RECORDS SUPPLIED.
☆ ☆ ☆ ☆ ☆

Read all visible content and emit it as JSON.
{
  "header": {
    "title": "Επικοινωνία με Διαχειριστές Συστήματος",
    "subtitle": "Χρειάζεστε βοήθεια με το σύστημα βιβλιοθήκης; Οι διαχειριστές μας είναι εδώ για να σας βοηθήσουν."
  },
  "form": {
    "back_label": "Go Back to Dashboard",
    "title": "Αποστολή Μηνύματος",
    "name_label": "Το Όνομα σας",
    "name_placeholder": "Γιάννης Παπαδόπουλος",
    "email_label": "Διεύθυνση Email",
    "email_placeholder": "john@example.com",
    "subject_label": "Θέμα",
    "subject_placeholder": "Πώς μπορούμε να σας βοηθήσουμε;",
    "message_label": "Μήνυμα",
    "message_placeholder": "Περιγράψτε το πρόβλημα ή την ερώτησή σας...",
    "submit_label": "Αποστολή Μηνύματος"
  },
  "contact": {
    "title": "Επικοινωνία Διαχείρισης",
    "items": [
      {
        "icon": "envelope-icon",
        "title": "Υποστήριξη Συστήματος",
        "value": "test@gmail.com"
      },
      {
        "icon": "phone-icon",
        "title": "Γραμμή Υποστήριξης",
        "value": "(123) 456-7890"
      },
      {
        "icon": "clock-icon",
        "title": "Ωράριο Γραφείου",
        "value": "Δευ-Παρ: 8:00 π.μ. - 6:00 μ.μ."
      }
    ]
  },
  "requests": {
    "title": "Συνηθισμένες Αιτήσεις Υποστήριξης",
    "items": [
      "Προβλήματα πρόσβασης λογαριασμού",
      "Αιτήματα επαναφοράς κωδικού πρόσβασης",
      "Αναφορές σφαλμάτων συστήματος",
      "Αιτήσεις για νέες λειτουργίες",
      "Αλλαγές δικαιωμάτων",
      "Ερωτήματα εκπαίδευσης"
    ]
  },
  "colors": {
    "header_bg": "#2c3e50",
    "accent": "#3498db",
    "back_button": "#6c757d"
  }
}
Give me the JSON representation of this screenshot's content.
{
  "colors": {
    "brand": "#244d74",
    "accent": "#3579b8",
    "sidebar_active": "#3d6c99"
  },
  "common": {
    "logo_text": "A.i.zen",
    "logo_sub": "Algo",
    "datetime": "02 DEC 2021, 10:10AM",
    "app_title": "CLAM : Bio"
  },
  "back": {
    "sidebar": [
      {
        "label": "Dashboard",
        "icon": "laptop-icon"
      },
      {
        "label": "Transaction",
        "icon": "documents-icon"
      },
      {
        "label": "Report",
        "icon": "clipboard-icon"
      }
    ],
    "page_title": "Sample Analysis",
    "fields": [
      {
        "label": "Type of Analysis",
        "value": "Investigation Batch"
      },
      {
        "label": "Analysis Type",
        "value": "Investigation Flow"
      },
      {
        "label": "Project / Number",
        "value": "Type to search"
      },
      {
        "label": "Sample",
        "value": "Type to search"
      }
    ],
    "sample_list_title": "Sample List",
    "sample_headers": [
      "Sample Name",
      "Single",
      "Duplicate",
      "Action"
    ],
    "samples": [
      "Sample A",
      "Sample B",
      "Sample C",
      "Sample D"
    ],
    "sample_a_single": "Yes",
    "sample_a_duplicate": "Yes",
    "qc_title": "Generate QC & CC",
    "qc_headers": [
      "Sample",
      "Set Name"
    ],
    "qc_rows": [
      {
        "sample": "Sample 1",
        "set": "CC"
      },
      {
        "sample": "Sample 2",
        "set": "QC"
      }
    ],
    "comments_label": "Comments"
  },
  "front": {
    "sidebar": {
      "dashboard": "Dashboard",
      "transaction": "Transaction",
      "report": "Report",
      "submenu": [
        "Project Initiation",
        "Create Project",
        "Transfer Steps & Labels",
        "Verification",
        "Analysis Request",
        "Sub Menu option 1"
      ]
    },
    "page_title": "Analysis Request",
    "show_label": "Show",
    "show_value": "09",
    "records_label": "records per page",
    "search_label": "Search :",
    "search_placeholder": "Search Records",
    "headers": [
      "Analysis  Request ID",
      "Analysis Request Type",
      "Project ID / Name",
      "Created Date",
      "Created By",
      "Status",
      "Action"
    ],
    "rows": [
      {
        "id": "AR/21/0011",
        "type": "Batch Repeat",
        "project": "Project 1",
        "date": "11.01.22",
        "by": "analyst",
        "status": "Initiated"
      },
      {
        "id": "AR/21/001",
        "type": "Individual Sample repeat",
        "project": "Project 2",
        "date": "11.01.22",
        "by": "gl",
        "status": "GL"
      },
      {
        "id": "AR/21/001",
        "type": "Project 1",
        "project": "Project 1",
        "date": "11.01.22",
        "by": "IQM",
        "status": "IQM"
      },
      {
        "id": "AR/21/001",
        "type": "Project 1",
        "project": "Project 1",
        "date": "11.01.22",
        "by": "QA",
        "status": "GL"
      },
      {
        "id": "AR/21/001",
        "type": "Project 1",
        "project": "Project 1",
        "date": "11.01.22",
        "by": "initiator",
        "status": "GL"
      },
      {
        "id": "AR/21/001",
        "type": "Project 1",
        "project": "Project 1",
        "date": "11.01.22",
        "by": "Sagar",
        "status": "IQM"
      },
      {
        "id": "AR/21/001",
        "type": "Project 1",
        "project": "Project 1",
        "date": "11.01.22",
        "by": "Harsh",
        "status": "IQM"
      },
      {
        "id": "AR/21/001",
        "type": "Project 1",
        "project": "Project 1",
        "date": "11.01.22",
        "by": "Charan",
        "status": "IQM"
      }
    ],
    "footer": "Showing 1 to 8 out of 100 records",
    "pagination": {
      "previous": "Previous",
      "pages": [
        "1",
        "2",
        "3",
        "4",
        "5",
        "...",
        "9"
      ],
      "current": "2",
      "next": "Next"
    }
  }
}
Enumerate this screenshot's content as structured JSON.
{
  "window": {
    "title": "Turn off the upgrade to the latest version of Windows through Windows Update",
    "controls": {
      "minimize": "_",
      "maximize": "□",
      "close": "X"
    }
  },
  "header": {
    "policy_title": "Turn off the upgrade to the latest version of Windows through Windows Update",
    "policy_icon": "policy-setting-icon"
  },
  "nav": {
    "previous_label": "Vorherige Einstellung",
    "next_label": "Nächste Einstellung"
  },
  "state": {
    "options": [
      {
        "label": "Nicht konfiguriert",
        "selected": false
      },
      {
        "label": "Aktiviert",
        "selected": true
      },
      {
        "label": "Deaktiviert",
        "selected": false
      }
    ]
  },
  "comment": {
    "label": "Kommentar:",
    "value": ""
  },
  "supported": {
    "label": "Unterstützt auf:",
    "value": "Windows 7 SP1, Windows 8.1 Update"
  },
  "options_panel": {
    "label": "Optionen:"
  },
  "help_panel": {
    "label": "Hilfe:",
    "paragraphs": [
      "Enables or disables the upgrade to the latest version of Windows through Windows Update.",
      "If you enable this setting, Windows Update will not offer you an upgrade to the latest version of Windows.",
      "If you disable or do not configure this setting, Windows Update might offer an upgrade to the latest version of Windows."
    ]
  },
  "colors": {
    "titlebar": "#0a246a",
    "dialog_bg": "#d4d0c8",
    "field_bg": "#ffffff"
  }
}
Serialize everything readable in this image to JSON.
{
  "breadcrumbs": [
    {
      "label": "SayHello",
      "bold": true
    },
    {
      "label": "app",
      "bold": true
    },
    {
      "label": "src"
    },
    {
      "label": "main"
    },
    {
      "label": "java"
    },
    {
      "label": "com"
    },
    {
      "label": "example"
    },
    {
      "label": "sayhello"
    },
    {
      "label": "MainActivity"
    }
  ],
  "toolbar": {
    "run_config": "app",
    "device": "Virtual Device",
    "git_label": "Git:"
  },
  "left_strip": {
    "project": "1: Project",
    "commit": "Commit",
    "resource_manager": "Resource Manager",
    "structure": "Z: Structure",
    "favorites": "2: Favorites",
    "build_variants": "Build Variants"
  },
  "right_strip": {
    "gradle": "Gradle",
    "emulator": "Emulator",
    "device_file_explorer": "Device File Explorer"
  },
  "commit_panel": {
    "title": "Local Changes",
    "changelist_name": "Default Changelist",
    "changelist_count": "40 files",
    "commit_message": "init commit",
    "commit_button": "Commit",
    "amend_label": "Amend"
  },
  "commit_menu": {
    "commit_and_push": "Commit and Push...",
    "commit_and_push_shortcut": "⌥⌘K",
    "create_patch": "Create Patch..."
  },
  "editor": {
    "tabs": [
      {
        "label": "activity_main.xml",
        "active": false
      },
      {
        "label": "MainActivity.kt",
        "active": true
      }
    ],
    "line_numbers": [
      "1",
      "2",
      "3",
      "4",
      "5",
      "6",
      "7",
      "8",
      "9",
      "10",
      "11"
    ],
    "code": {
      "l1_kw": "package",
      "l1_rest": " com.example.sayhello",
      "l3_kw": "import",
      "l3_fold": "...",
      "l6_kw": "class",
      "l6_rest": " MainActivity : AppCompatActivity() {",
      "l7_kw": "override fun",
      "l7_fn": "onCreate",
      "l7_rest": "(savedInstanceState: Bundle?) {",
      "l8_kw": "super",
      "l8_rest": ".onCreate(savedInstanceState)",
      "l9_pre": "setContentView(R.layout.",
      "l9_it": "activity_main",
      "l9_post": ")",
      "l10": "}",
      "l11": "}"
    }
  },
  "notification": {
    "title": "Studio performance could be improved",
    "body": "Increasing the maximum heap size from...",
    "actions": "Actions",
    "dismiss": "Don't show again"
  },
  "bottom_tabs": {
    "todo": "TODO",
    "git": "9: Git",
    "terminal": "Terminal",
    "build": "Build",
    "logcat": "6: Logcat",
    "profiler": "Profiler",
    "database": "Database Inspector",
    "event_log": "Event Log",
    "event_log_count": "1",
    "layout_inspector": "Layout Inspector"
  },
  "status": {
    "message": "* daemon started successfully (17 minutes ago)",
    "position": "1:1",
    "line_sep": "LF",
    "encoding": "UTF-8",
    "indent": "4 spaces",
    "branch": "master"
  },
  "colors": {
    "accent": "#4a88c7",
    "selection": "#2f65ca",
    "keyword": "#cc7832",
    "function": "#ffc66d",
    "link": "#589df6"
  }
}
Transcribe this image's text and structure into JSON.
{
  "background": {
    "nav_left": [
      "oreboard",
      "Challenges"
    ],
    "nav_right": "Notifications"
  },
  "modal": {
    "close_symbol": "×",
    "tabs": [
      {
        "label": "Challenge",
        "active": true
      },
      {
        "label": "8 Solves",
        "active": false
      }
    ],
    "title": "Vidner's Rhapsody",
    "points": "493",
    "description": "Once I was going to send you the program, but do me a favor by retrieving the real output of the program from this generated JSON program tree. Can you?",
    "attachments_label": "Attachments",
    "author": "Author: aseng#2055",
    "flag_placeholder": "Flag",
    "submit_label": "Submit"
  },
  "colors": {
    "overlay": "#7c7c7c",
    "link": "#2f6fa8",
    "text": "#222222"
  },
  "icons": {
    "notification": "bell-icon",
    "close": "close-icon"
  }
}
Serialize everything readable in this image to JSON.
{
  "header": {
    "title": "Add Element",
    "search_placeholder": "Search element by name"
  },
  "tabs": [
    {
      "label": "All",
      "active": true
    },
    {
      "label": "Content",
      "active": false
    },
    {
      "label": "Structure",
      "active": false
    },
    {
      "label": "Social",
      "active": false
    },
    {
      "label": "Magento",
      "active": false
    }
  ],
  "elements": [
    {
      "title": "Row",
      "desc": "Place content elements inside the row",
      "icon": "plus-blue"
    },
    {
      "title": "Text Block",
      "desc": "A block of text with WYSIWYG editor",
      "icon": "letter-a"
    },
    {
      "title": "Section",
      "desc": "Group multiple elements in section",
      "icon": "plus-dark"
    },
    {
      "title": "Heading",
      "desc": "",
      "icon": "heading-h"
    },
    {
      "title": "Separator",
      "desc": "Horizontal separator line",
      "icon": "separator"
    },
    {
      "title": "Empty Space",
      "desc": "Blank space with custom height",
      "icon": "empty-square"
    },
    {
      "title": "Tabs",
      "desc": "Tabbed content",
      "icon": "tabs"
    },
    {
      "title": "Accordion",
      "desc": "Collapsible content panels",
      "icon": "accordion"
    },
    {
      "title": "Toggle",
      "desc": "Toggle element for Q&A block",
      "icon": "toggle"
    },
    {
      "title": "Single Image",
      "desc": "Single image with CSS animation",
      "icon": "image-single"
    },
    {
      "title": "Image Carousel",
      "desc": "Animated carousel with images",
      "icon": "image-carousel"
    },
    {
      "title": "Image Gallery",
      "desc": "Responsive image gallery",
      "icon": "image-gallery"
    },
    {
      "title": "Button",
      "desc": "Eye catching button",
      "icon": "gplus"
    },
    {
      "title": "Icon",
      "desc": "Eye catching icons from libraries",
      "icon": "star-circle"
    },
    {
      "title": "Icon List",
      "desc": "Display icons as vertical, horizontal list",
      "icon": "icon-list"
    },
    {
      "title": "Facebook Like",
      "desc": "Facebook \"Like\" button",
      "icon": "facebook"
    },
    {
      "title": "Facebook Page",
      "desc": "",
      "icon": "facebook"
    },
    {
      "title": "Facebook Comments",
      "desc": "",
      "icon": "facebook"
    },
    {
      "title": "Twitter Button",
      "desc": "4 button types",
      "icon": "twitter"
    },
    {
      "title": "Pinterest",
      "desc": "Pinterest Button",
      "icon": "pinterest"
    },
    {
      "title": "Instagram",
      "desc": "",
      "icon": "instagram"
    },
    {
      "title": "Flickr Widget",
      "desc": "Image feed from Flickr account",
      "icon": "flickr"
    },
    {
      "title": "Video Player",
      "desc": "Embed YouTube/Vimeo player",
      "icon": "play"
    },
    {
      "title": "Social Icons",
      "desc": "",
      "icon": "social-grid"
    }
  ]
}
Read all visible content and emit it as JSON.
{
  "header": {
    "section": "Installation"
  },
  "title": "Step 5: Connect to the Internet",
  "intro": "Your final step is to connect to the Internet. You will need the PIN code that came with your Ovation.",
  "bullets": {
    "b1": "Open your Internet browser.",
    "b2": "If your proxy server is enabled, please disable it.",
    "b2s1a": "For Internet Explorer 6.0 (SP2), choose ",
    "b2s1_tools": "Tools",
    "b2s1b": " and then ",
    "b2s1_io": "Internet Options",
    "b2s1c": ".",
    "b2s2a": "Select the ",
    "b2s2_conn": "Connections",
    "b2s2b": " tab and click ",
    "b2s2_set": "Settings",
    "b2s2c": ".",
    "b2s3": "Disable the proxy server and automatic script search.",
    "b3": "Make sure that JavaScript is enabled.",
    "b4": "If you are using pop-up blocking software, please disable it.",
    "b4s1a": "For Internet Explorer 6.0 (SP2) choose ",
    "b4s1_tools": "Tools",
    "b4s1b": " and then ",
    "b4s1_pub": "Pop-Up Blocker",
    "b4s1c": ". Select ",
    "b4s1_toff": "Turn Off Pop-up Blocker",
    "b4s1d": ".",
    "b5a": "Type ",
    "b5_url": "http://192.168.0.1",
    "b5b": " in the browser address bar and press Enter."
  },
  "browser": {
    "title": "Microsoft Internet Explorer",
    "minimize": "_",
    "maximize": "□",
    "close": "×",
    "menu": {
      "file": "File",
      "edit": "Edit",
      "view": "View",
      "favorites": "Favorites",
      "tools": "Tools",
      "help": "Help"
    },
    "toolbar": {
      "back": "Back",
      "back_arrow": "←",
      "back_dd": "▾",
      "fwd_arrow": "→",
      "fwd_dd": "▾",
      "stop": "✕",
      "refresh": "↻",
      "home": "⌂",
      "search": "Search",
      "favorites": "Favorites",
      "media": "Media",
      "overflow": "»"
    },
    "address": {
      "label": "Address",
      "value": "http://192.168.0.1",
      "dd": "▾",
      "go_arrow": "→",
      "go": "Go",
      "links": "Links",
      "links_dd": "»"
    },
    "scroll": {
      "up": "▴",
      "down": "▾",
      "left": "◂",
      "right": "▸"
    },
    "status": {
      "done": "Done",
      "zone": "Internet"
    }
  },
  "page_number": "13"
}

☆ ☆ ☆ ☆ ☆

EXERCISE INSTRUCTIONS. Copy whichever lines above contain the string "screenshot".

ANSWER BOX.
Give me the JSON representation of this screenshot's content.
Enumerate this screenshot's content as structured JSON.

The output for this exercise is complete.